(Dataset entries Opens)
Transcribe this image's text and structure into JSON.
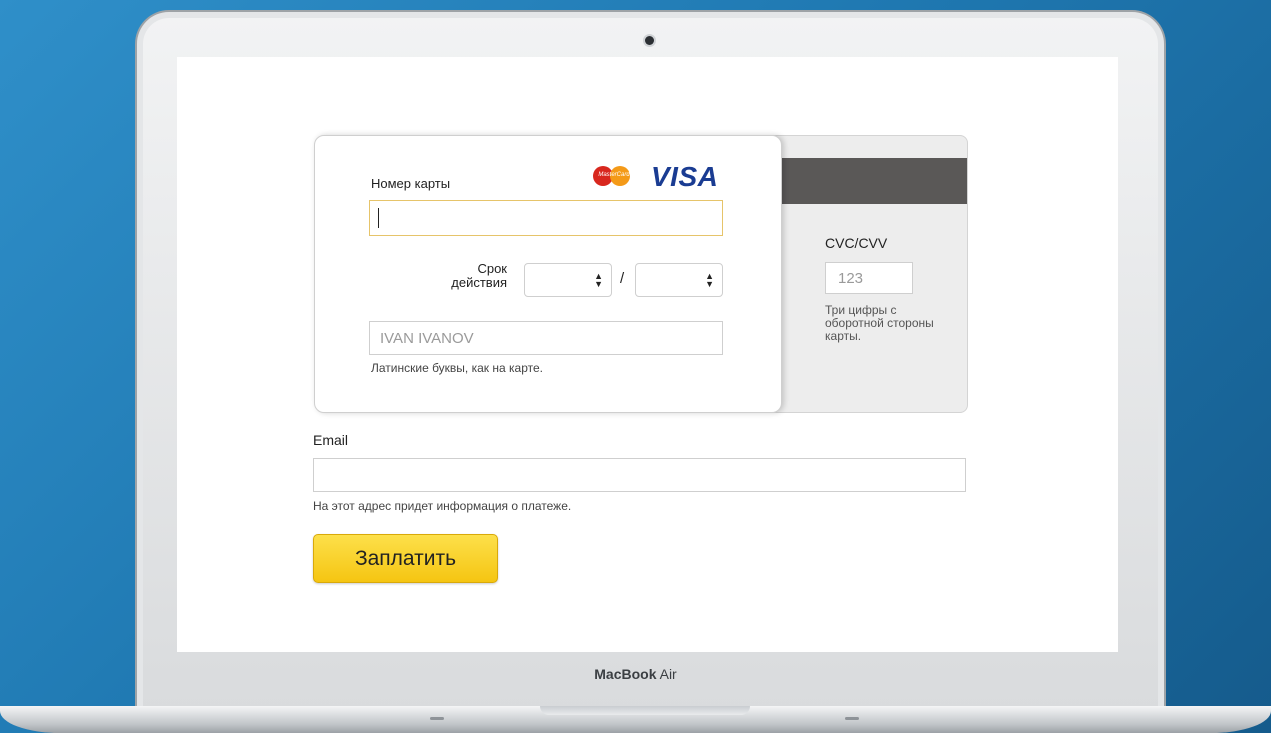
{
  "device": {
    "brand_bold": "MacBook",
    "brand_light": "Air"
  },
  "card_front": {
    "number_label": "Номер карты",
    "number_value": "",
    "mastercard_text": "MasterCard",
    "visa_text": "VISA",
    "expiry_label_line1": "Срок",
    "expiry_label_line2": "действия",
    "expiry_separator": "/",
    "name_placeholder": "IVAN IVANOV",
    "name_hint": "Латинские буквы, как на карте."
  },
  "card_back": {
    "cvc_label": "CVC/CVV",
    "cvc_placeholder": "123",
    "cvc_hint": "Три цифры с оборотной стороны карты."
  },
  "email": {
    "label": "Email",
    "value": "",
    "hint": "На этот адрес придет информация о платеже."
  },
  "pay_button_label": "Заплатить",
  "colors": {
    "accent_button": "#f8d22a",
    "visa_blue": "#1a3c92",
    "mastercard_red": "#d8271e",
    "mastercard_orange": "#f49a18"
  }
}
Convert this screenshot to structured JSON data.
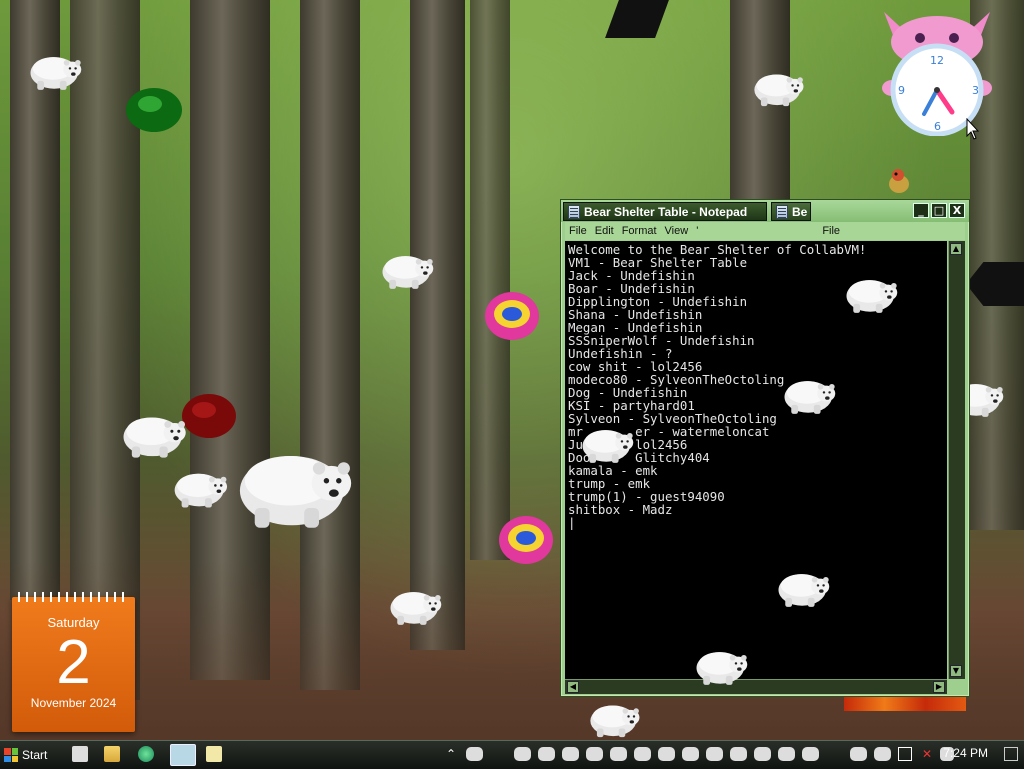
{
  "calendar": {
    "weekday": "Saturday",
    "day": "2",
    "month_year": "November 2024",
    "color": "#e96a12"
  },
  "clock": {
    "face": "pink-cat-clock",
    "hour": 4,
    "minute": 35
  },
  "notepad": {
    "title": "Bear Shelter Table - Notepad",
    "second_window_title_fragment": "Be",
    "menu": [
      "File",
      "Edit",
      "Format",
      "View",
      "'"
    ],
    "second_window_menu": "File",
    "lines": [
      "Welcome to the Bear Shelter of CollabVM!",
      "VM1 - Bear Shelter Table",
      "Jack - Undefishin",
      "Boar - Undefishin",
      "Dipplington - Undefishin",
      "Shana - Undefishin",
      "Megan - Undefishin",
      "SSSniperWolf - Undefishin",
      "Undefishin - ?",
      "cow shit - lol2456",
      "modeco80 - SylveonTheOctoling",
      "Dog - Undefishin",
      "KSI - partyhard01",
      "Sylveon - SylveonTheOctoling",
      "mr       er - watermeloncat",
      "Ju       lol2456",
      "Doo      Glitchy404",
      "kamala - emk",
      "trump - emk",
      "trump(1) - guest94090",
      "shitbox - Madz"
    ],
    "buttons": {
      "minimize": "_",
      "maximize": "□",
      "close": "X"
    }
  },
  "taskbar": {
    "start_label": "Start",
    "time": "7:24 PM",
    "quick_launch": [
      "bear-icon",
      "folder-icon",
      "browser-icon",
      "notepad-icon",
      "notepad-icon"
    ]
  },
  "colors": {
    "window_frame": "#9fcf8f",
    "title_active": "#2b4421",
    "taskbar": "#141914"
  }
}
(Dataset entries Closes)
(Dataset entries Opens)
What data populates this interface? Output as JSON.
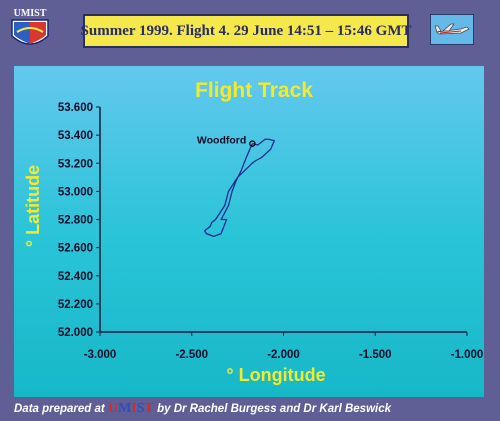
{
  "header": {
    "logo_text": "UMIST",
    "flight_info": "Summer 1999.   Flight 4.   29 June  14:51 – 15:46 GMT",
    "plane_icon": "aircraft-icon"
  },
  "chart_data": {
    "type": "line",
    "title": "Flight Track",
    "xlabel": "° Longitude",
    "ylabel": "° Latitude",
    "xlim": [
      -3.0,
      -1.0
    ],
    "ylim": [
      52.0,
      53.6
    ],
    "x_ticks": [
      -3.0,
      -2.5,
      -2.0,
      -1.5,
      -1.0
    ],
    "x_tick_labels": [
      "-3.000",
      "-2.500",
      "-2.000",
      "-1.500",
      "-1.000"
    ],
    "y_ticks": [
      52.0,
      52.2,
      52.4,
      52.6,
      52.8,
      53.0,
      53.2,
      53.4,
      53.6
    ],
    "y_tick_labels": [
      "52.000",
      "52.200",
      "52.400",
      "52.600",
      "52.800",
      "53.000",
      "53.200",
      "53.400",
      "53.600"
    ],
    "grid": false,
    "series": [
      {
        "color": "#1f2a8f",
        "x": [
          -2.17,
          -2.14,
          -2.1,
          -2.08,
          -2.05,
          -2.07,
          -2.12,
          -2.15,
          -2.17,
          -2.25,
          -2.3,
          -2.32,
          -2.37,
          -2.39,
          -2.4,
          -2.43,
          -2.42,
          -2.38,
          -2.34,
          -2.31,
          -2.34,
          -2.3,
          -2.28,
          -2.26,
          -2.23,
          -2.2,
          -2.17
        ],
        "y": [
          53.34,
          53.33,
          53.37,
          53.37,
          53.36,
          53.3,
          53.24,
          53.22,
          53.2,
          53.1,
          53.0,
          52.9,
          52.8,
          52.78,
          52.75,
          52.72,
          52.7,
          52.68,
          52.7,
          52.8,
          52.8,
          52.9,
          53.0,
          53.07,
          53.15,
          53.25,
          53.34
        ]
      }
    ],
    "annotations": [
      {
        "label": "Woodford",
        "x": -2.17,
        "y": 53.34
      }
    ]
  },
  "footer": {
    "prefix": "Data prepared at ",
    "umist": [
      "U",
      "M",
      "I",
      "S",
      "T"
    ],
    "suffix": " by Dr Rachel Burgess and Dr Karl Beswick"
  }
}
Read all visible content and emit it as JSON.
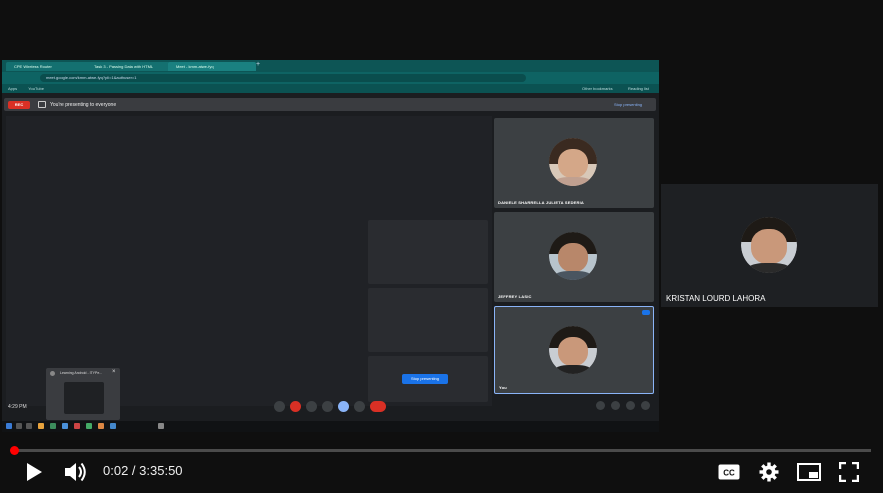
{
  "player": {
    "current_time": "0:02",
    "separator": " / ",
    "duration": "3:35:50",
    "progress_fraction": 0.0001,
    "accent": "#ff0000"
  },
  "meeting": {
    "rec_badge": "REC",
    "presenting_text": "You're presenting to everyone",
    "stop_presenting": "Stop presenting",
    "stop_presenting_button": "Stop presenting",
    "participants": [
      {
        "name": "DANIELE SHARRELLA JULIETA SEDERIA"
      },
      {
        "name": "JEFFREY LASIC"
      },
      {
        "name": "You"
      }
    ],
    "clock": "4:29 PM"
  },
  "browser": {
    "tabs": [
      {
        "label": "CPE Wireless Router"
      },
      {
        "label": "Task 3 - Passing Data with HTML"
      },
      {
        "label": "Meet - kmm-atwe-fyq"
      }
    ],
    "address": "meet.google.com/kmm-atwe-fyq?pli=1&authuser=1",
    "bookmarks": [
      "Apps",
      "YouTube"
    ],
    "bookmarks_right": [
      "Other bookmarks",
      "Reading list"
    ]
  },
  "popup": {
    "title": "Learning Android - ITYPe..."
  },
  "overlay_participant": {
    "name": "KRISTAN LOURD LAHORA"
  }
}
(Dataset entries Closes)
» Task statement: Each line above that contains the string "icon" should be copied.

» Answer box:
      "bear-icon",
      "folder-icon",
      "browser-icon",
      "notepad-icon",
      "notepad-icon"
    "plane_icon": "aircraft-icon"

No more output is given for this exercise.